Also on Aug 22 Correctional Services Minister Monte Kwinter announced a $1.7-million pilot project to hire 18 local police officers in Toronto, Hamilton and London to tackle bullying — including over the internet — among students in Grades 6, 7 and 8.
Tory says the Conservatives have no plans to put more resources into enforcing school boards’ equity policies or the province’s code of conduct.
“This issue of money for enforcement of equity policies has never been raised with me,” he says. “I’m not one of those politicians who’s going to say yes just because you raise it now.”
NDP MPP Cheri DiNovo says the government can’t provide money to school boards for specific purposes.
“We can’t tell school boards what to do,” she says. “If you say, ‘We’ll give money to this little program and not that,’ you starve the system.”
But DiNovo says the NDP will take a close look at enforcement.
“If there are school boards that aren’t providing safe environments, we’ll be pretty hands-on about that,” she says. “That’s a civil rights issue. What we need is enforcement of the human rights code, which we don’t have right now. We need inspectors who can go out for whatever ministry but you don’t want to preempt the board. What the Ministry of Education should be doing is making sure that boards are doing what they say they’re doing.”
Kennedy says Egale is looking at how well teachers are trained to deal with queer issues.
“You don’t have to take sensitivity training to be a teacher, which is crazy,” she says. “There needs to be a clear mandate that sensitivity and LGBT training be a part of their training.”
DiNovo says the NDP will support such a mandate for sensitivity training for teachers.
Tory says the Ontario Human Rights Commission is enough to ensure that queer students are protected from homophobic teachers.
“Where these people are teaching contrary to the human rights code there are avenues of complaint such as the Human Rights Commission,” he says.
Currently schools in Ontario that grant provincial diplomas are required to employ teachers credentialed by the Ontario College of Teachers, but that body makes no specific reference to sexual orientation in its professional standards.

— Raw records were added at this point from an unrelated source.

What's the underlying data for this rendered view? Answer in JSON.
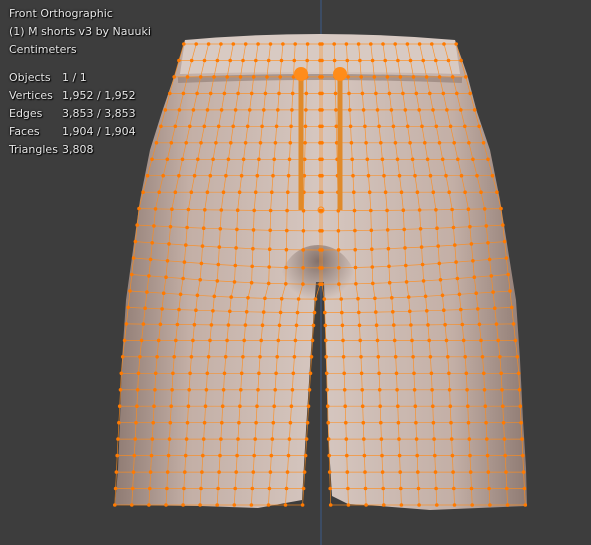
{
  "viewport": {
    "view_name": "Front Orthographic",
    "object_title": "(1) M shorts v3 by Nauuki",
    "units": "Centimeters"
  },
  "stats": [
    {
      "label": "Objects",
      "value": "1 / 1"
    },
    {
      "label": "Vertices",
      "value": "1,952 / 1,952"
    },
    {
      "label": "Edges",
      "value": "3,853 / 3,853"
    },
    {
      "label": "Faces",
      "value": "1,904 / 1,904"
    },
    {
      "label": "Triangles",
      "value": "3,808"
    }
  ],
  "colors": {
    "background": "#3d3d3d",
    "mesh_fill": "#c9b7ae",
    "selected_wire": "#ff8c1a",
    "selected_vertex": "#ff7a00",
    "axis_line": "#3b5a8a"
  }
}
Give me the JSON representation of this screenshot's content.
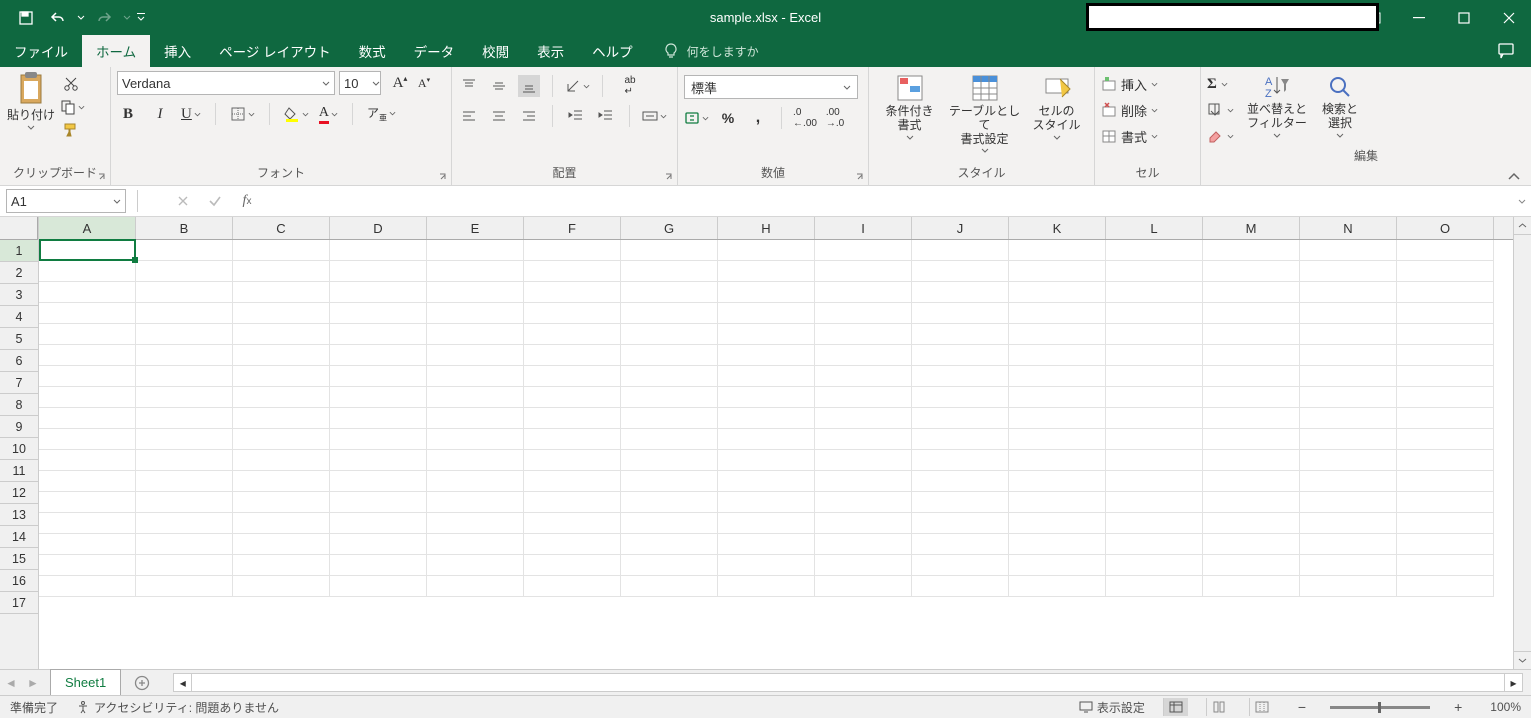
{
  "title": "sample.xlsx  -  Excel",
  "tabs": {
    "file": "ファイル",
    "home": "ホーム",
    "insert": "挿入",
    "pagelayout": "ページ レイアウト",
    "formulas": "数式",
    "data": "データ",
    "review": "校閲",
    "view": "表示",
    "help": "ヘルプ",
    "tellme": "何をしますか"
  },
  "ribbon": {
    "clipboard": {
      "paste": "貼り付け",
      "label": "クリップボード"
    },
    "font": {
      "name": "Verdana",
      "size": "10",
      "label": "フォント"
    },
    "alignment": {
      "label": "配置"
    },
    "number": {
      "format": "標準",
      "label": "数値"
    },
    "styles": {
      "cond": "条件付き\n書式",
      "table": "テーブルとして\n書式設定",
      "cell": "セルの\nスタイル",
      "label": "スタイル"
    },
    "cells": {
      "insert": "挿入",
      "delete": "削除",
      "format": "書式",
      "label": "セル"
    },
    "editing": {
      "sort": "並べ替えと\nフィルター",
      "find": "検索と\n選択",
      "label": "編集"
    }
  },
  "namebox": "A1",
  "sheet_tab": "Sheet1",
  "status": {
    "ready": "準備完了",
    "a11y": "アクセシビリティ: 問題ありません",
    "display": "表示設定",
    "zoom": "100%"
  },
  "columns": [
    "A",
    "B",
    "C",
    "D",
    "E",
    "F",
    "G",
    "H",
    "I",
    "J",
    "K",
    "L",
    "M",
    "N",
    "O"
  ],
  "rows": [
    "1",
    "2",
    "3",
    "4",
    "5",
    "6",
    "7",
    "8",
    "9",
    "10",
    "11",
    "12",
    "13",
    "14",
    "15",
    "16",
    "17"
  ]
}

Teachers with homophobic beliefs are not disqualified from getting hired, even in public schools.
In addition to sensitivity training, Kennedy says she is also pushing for a government review of school curricula to assess inclusivity for queers. DiNovo says the NDP would support such a review. Tory says he will not.
“I’m a strong proponent of human rights,” says Tory. “How and what you teach has be respectful of human rights. That’s what the curriculum does.”
Tory says he is not familiar with the Toronto Public School Board’s Triangle Program, which provides a safe space for queer students to learn. He says he has no plans to expand the program within Toronto or on a province-wide basis.
“I’ve never heard of it before,” he says.
Wynne told Xtra last September that she thinks the Triangle Program is a great success, but she wouldn’t commit to expanding it. She says individual school boards have to take the responsibility.
“First there has to be the political will to put those programs in place,” says Wynne. “If there were the political will in other parts of the province, I think we could set up those programs.”
DiNovo says the NDP would work on expanding the Triangle Program both within Toronto and across the province. But she says the party’s first worry is that the program will be cut completely by a Liberal or Conservative government.
“It’s the extra programs that tend to be cut,” she says. “Triangle programs are the first to be cut and it’s going to come to that.”
DiNovo says the only way to avoid program cuts is to increase education funding, but she wouldn’t say how much money the NDP would put into education, promising that the party will release dollar figures for its programs after Xtra goes to press.
“Our school system is being starved,” she says. “We’ll fix the funding formula and fully fund the education system.”
Tory says his party promises an additional $800 million in school funding in the first year of his government, rising to $2.4 billion by the fourth year. He says some of that money would be spent at the discretion of school boards, but up to $400 million of it would go to faith-based schools every year.